**Data provided**
—————

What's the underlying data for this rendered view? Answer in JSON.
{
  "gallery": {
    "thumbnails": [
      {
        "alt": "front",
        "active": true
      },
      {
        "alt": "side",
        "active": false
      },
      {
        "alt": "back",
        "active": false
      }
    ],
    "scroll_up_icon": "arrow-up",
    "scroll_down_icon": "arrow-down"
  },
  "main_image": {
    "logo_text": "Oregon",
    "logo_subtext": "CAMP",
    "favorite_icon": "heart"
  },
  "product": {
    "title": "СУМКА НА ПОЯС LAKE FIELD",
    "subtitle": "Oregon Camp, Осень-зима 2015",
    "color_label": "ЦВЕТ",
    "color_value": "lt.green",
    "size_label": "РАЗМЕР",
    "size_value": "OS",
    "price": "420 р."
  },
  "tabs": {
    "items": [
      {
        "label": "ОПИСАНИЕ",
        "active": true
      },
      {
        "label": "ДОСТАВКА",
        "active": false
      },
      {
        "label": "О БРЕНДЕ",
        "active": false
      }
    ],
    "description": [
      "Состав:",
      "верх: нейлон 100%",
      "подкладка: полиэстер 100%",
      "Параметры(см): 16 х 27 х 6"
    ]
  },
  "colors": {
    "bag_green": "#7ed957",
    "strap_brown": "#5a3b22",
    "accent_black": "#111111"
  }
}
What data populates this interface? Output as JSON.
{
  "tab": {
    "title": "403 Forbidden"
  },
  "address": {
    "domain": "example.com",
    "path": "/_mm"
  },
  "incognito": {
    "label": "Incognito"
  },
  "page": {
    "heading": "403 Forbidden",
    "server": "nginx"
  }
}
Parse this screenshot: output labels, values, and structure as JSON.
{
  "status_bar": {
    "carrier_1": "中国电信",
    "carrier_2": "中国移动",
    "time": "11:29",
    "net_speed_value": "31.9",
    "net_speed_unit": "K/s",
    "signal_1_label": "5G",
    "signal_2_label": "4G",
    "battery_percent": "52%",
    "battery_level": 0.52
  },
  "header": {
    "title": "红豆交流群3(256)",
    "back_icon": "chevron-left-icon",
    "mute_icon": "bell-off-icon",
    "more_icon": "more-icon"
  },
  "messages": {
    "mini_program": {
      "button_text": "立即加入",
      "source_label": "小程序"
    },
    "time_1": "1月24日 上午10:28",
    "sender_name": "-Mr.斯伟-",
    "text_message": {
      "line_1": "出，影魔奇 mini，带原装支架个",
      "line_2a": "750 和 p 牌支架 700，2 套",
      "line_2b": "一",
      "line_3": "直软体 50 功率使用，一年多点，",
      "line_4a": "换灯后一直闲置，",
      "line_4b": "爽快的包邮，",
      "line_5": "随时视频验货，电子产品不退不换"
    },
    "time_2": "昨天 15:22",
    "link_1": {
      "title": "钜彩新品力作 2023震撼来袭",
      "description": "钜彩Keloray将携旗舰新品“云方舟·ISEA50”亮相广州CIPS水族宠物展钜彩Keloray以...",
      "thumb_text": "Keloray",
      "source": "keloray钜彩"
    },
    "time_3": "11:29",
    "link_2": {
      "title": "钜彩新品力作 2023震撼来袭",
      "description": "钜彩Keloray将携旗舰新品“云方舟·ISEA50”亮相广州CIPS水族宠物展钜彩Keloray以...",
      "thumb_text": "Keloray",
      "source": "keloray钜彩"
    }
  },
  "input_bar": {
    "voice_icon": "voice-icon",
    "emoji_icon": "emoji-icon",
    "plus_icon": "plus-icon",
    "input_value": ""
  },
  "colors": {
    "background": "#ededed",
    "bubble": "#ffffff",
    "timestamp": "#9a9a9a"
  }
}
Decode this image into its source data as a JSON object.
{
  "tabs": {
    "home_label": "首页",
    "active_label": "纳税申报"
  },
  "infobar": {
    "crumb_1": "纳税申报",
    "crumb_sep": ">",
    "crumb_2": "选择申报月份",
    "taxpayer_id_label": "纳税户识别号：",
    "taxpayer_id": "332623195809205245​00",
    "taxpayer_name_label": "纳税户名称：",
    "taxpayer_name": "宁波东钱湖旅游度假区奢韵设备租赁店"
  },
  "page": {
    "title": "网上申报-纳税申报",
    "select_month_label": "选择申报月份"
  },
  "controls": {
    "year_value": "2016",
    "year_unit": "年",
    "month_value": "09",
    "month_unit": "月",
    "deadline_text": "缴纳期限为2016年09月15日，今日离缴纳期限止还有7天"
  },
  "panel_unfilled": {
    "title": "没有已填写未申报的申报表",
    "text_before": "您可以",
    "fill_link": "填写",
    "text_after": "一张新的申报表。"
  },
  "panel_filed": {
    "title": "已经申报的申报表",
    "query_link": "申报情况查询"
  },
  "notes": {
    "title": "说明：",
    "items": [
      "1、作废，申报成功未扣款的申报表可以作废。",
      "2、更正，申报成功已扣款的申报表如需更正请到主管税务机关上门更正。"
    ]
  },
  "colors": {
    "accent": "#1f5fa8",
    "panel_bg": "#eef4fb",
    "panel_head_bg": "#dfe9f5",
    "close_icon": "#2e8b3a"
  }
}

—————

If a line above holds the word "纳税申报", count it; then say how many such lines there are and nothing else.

**The answer**
3